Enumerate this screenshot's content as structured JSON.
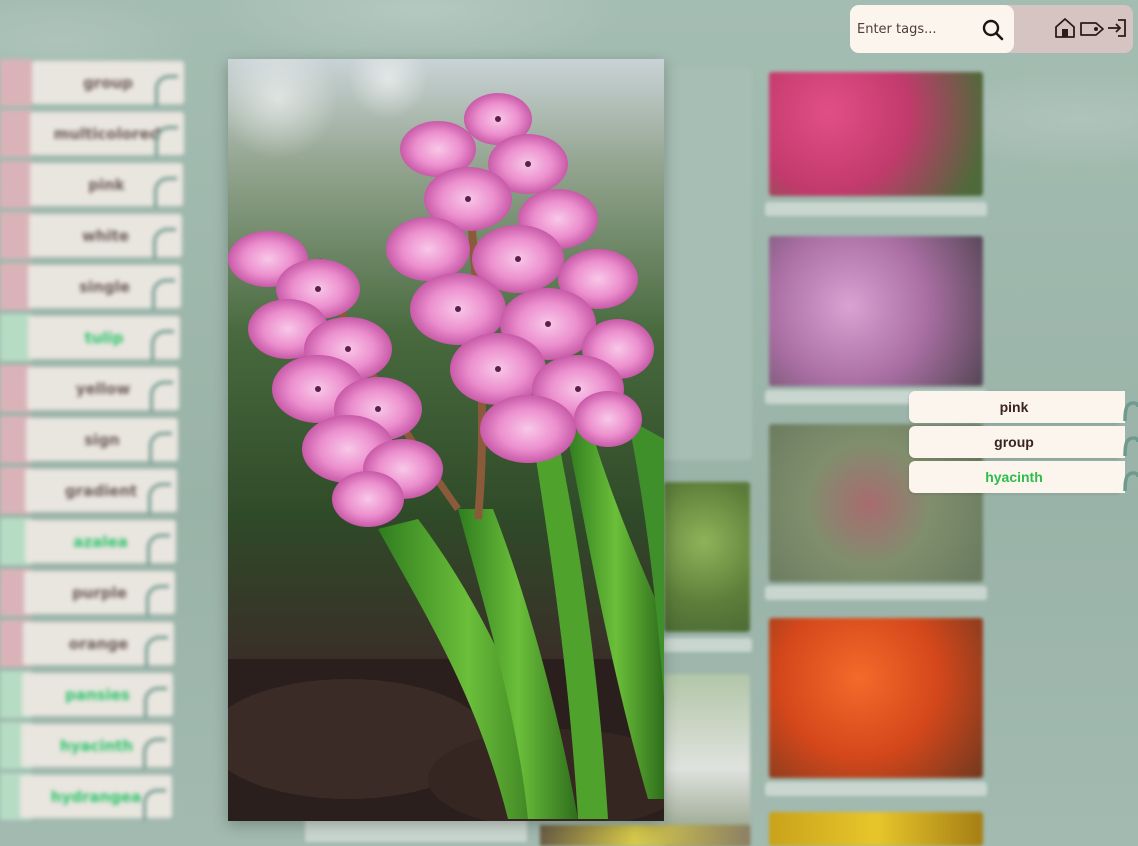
{
  "search": {
    "placeholder": "Enter tags..."
  },
  "nav": {
    "home": "home-icon",
    "tag": "tag-icon",
    "login": "login-icon"
  },
  "tag_list": [
    {
      "label": "group",
      "color": "#d9b3b8"
    },
    {
      "label": "multicolored",
      "color": "#d9b3b8"
    },
    {
      "label": "pink",
      "color": "#d9b3b8"
    },
    {
      "label": "white",
      "color": "#d9b3b8"
    },
    {
      "label": "single",
      "color": "#d9b3b8"
    },
    {
      "label": "tulip",
      "color": "#b6dcc4"
    },
    {
      "label": "yellow",
      "color": "#d9b3b8"
    },
    {
      "label": "sign",
      "color": "#d9b3b8"
    },
    {
      "label": "gradient",
      "color": "#d9b3b8"
    },
    {
      "label": "azalea",
      "color": "#b6dcc4"
    },
    {
      "label": "purple",
      "color": "#d9b3b8"
    },
    {
      "label": "orange",
      "color": "#d9b3b8"
    },
    {
      "label": "pansies",
      "color": "#b6dcc4"
    },
    {
      "label": "hyacinth",
      "color": "#b6dcc4"
    },
    {
      "label": "hydrangea",
      "color": "#b6dcc4"
    }
  ],
  "active_tags": [
    {
      "label": "pink",
      "highlighted": false
    },
    {
      "label": "group",
      "highlighted": false
    },
    {
      "label": "hyacinth",
      "highlighted": true
    }
  ],
  "colors": {
    "accent_green": "#2dbd4a",
    "bar_bg": "#d6c4c2",
    "input_bg": "#fbf5ee",
    "page_bg": "#9fb8ad"
  }
}
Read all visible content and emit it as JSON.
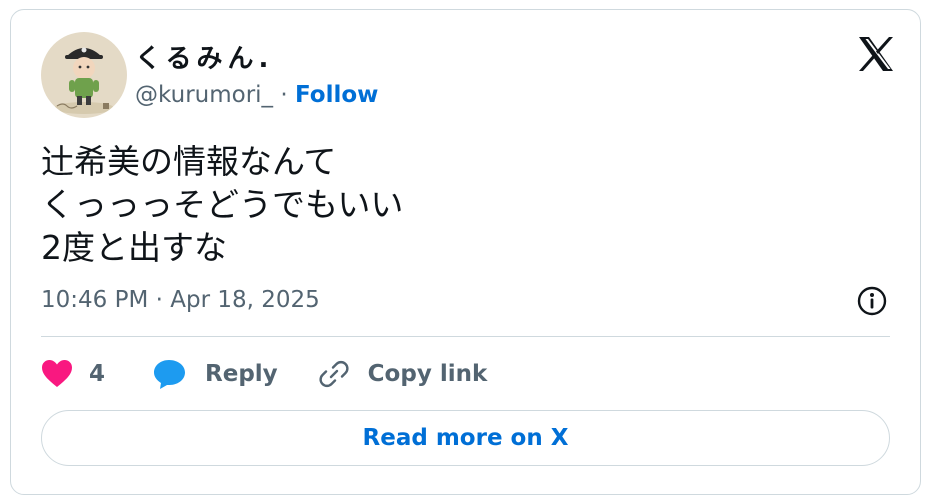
{
  "author": {
    "display_name": "くるみん.",
    "handle": "@kurumori_",
    "separator": " · ",
    "follow_label": "Follow"
  },
  "tweet": {
    "text": "辻希美の情報なんて\nくっっっそどうでもいい\n2度と出すな",
    "timestamp": "10:46 PM · Apr 18, 2025"
  },
  "actions": {
    "like_count": "4",
    "reply_label": "Reply",
    "copy_link_label": "Copy link"
  },
  "footer": {
    "read_more_label": "Read more on X"
  },
  "colors": {
    "accent": "#006fd6",
    "like": "#f91880",
    "reply": "#1d9bf0",
    "text_primary": "#0f1419",
    "text_secondary": "#536471",
    "border": "#cfd9de"
  },
  "icons": [
    "avatar-image",
    "x-logo-icon",
    "info-icon",
    "heart-icon",
    "reply-bubble-icon",
    "link-icon"
  ]
}
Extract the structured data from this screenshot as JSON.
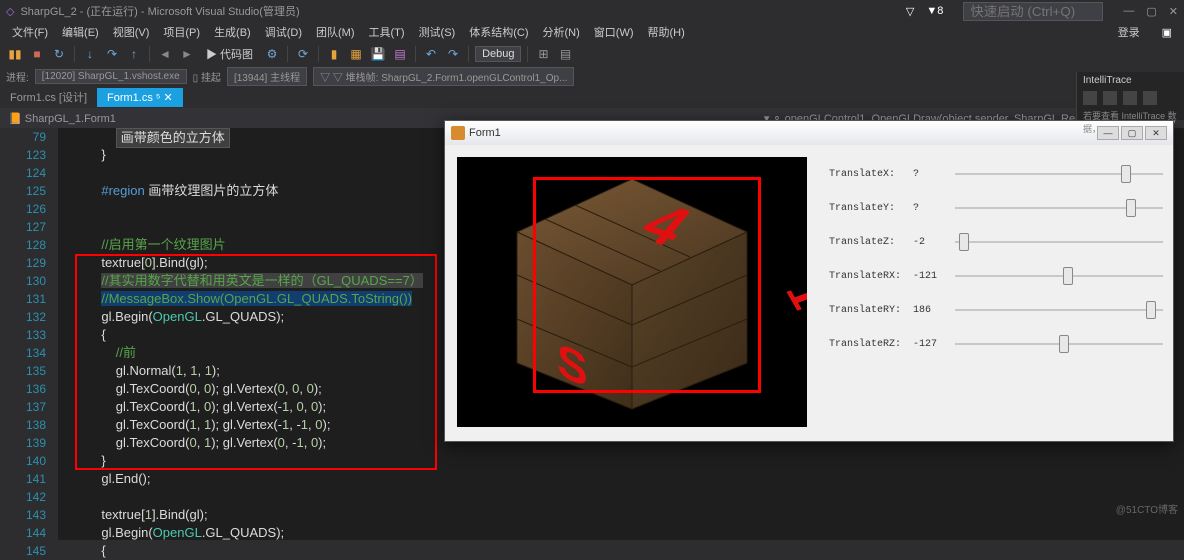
{
  "title_bar": {
    "title": "SharpGL_2 - (正在运行) - Microsoft Visual Studio(管理员)",
    "badge": "▼8",
    "quick_launch": "快速启动 (Ctrl+Q)",
    "login": "登录"
  },
  "menu": {
    "items": [
      "文件(F)",
      "编辑(E)",
      "视图(V)",
      "项目(P)",
      "生成(B)",
      "调试(D)",
      "团队(M)",
      "工具(T)",
      "测试(S)",
      "体系结构(C)",
      "分析(N)",
      "窗口(W)",
      "帮助(H)"
    ]
  },
  "toolbar": {
    "layout_label": "▶ 代码图",
    "debug_label": "Debug"
  },
  "process_bar": {
    "label": "进程:",
    "proc": "[12020] SharpGL_1.vshost.exe",
    "suspend": "▯ 挂起",
    "thread": "[13944] 主线程",
    "stack": "▽ ▽ 堆栈帧: SharpGL_2.Form1.openGLControl1_Op..."
  },
  "tabs": {
    "t1": "Form1.cs [设计]",
    "t2": "Form1.cs"
  },
  "crumb": {
    "left": "SharpGL_1.Form1",
    "right": "openGLControl1_OpenGLDraw(object sender, SharpGL.RenderEventArgs args)"
  },
  "lines": [
    {
      "n": "79",
      "t": "                画带颜色的立方体",
      "box": true
    },
    {
      "n": "123",
      "t": "            }"
    },
    {
      "n": "124",
      "t": ""
    },
    {
      "n": "125",
      "t": "            #region 画带纹理图片的立方体"
    },
    {
      "n": "126",
      "t": ""
    },
    {
      "n": "127",
      "t": ""
    },
    {
      "n": "128",
      "t": "            //启用第一个纹理图片"
    },
    {
      "n": "129",
      "t": "            textrue[0].Bind(gl);"
    },
    {
      "n": "130",
      "t": "            //其实用数字代替和用英文是一样的（GL_QUADS==7）",
      "hl": true
    },
    {
      "n": "131",
      "t": "            //MessageBox.Show(OpenGL.GL_QUADS.ToString())",
      "hl2": true
    },
    {
      "n": "132",
      "t": "            gl.Begin(OpenGL.GL_QUADS);"
    },
    {
      "n": "133",
      "t": "            {"
    },
    {
      "n": "134",
      "t": "                //前"
    },
    {
      "n": "135",
      "t": "                gl.Normal(1, 1, 1);"
    },
    {
      "n": "136",
      "t": "                gl.TexCoord(0, 0); gl.Vertex(0, 0, 0);"
    },
    {
      "n": "137",
      "t": "                gl.TexCoord(1, 0); gl.Vertex(-1, 0, 0);"
    },
    {
      "n": "138",
      "t": "                gl.TexCoord(1, 1); gl.Vertex(-1, -1, 0);"
    },
    {
      "n": "139",
      "t": "                gl.TexCoord(0, 1); gl.Vertex(0, -1, 0);"
    },
    {
      "n": "140",
      "t": "            }"
    },
    {
      "n": "141",
      "t": "            gl.End();"
    },
    {
      "n": "142",
      "t": ""
    },
    {
      "n": "143",
      "t": "            textrue[1].Bind(gl);"
    },
    {
      "n": "144",
      "t": "            gl.Begin(OpenGL.GL_QUADS);"
    },
    {
      "n": "145",
      "t": "            {"
    }
  ],
  "form": {
    "title": "Form1",
    "controls": [
      {
        "label": "TranslateX:",
        "value": "?",
        "pos": 80
      },
      {
        "label": "TranslateY:",
        "value": "?",
        "pos": 82
      },
      {
        "label": "TranslateZ:",
        "value": "-2",
        "pos": 2
      },
      {
        "label": "TranslateRX:",
        "value": "-121",
        "pos": 52
      },
      {
        "label": "TranslateRY:",
        "value": "186",
        "pos": 92
      },
      {
        "label": "TranslateRZ:",
        "value": "-127",
        "pos": 50
      }
    ]
  },
  "side": {
    "title": "IntelliTrace",
    "hint": "若要查看 IntelliTrace 数据，"
  },
  "watermark": "@51CTO博客"
}
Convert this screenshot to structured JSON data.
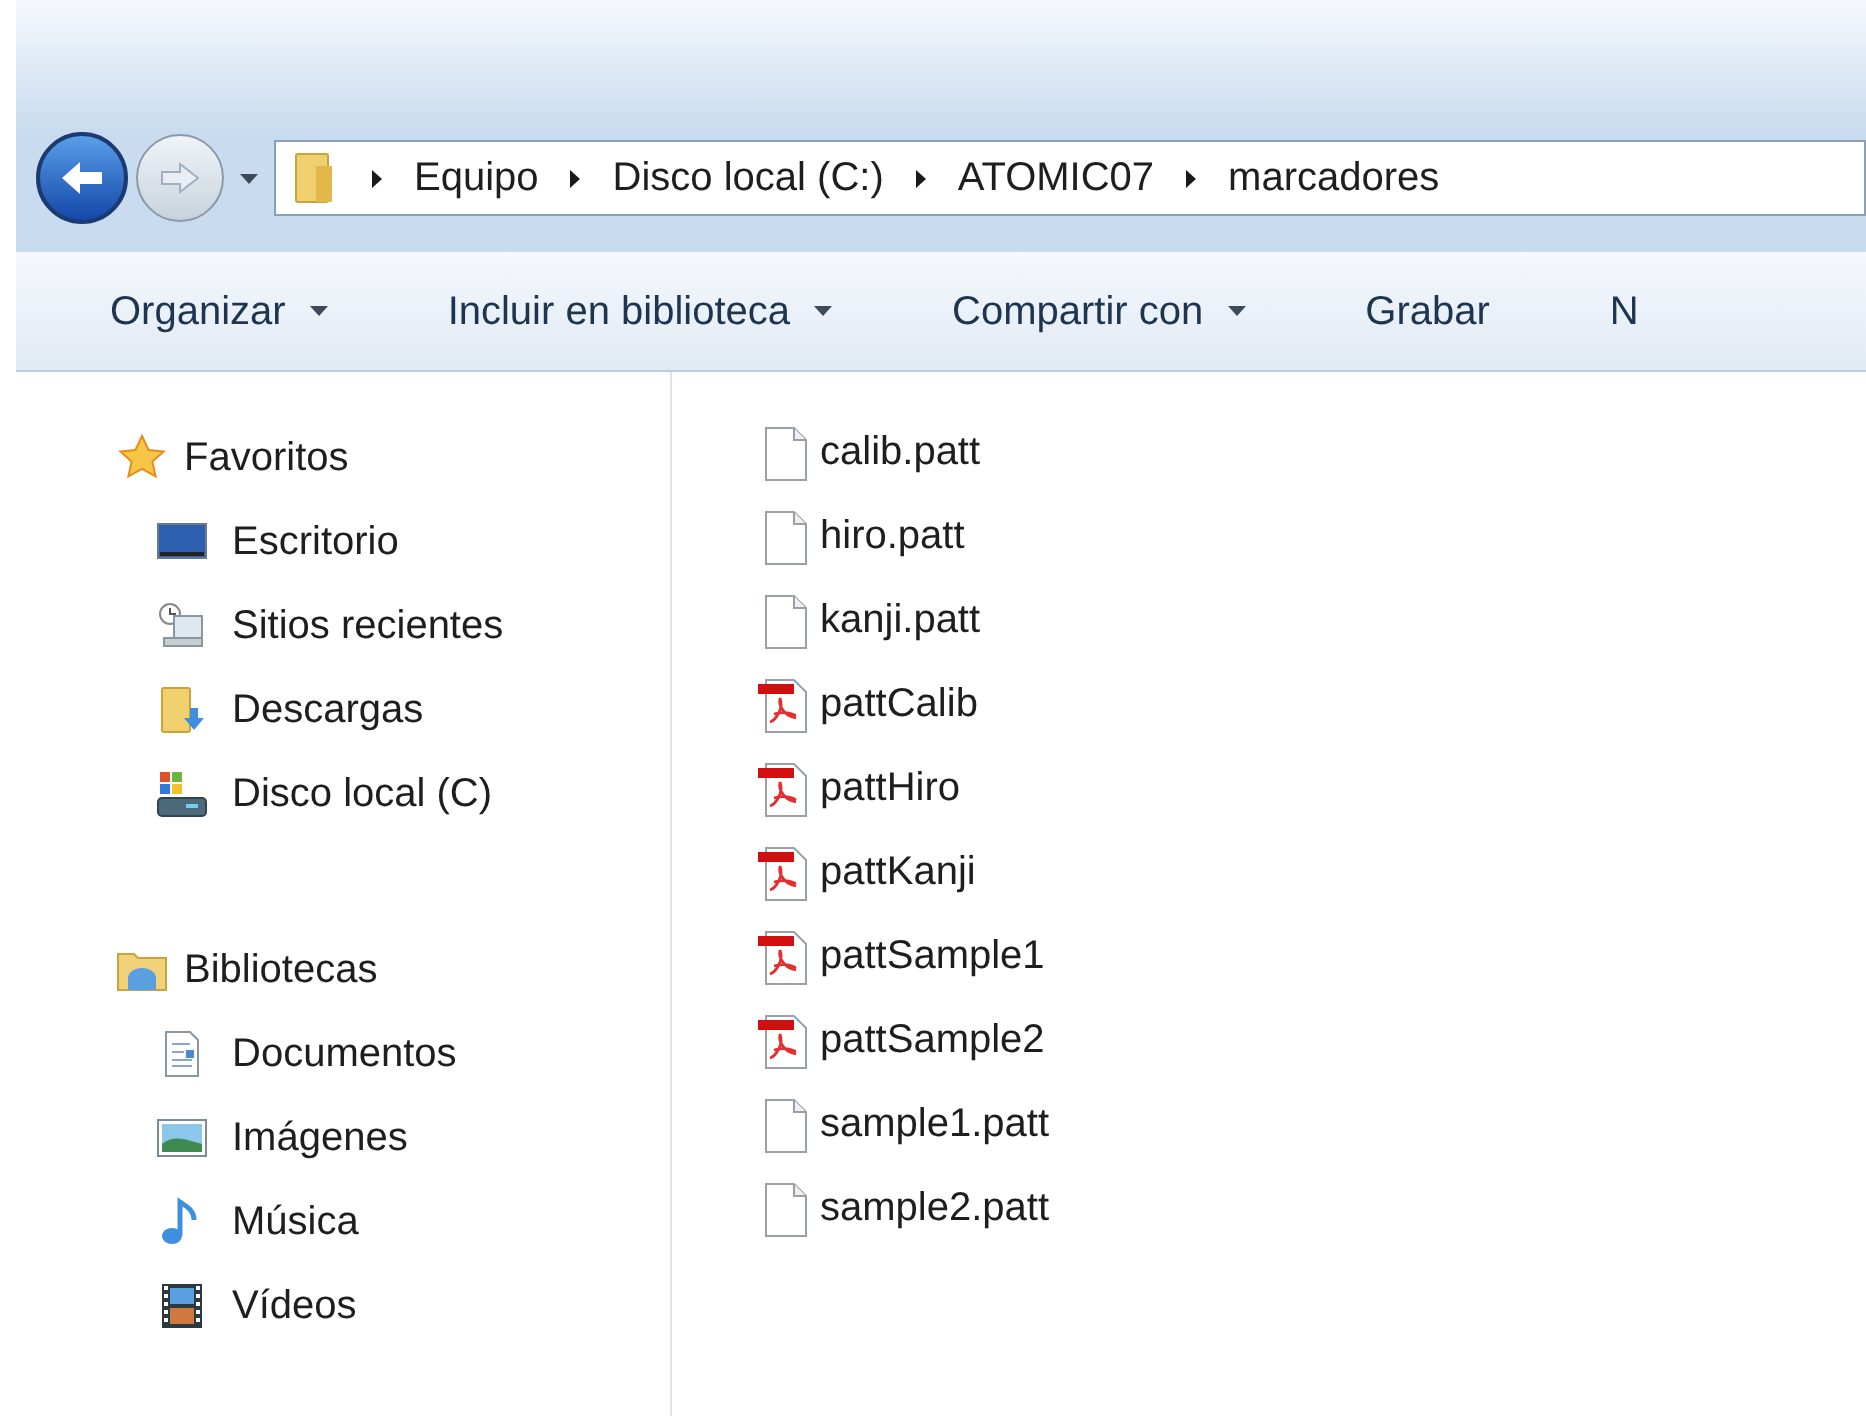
{
  "address_bar": {
    "crumbs": [
      "Equipo",
      "Disco local (C:)",
      "ATOMIC07",
      "marcadores"
    ]
  },
  "toolbar": [
    {
      "label": "Organizar",
      "dropdown": true
    },
    {
      "label": "Incluir en biblioteca",
      "dropdown": true
    },
    {
      "label": "Compartir con",
      "dropdown": true
    },
    {
      "label": "Grabar",
      "dropdown": false
    },
    {
      "label": "N",
      "dropdown": false
    }
  ],
  "sidebar": {
    "sections": [
      {
        "label": "Favoritos",
        "kind": "star",
        "children": [
          {
            "label": "Escritorio",
            "kind": "desktop"
          },
          {
            "label": "Sitios recientes",
            "kind": "recent"
          },
          {
            "label": "Descargas",
            "kind": "downloads"
          },
          {
            "label": "Disco local (C)",
            "kind": "drive"
          }
        ]
      },
      {
        "label": "Bibliotecas",
        "kind": "libraries",
        "children": [
          {
            "label": "Documentos",
            "kind": "documents"
          },
          {
            "label": "Imágenes",
            "kind": "pictures"
          },
          {
            "label": "Música",
            "kind": "music"
          },
          {
            "label": "Vídeos",
            "kind": "videos"
          }
        ]
      }
    ]
  },
  "files": [
    {
      "name": "calib.patt",
      "kind": "blank"
    },
    {
      "name": "hiro.patt",
      "kind": "blank"
    },
    {
      "name": "kanji.patt",
      "kind": "blank"
    },
    {
      "name": "pattCalib",
      "kind": "pdf"
    },
    {
      "name": "pattHiro",
      "kind": "pdf"
    },
    {
      "name": "pattKanji",
      "kind": "pdf"
    },
    {
      "name": "pattSample1",
      "kind": "pdf"
    },
    {
      "name": "pattSample2",
      "kind": "pdf"
    },
    {
      "name": "sample1.patt",
      "kind": "blank"
    },
    {
      "name": "sample2.patt",
      "kind": "blank"
    }
  ]
}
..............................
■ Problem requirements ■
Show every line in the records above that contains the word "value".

■ Output ■
        "value": "?",
        "value": "?",
        "value": "-2",
        "value": "-121",
        "value": "186",
        "value": "-127",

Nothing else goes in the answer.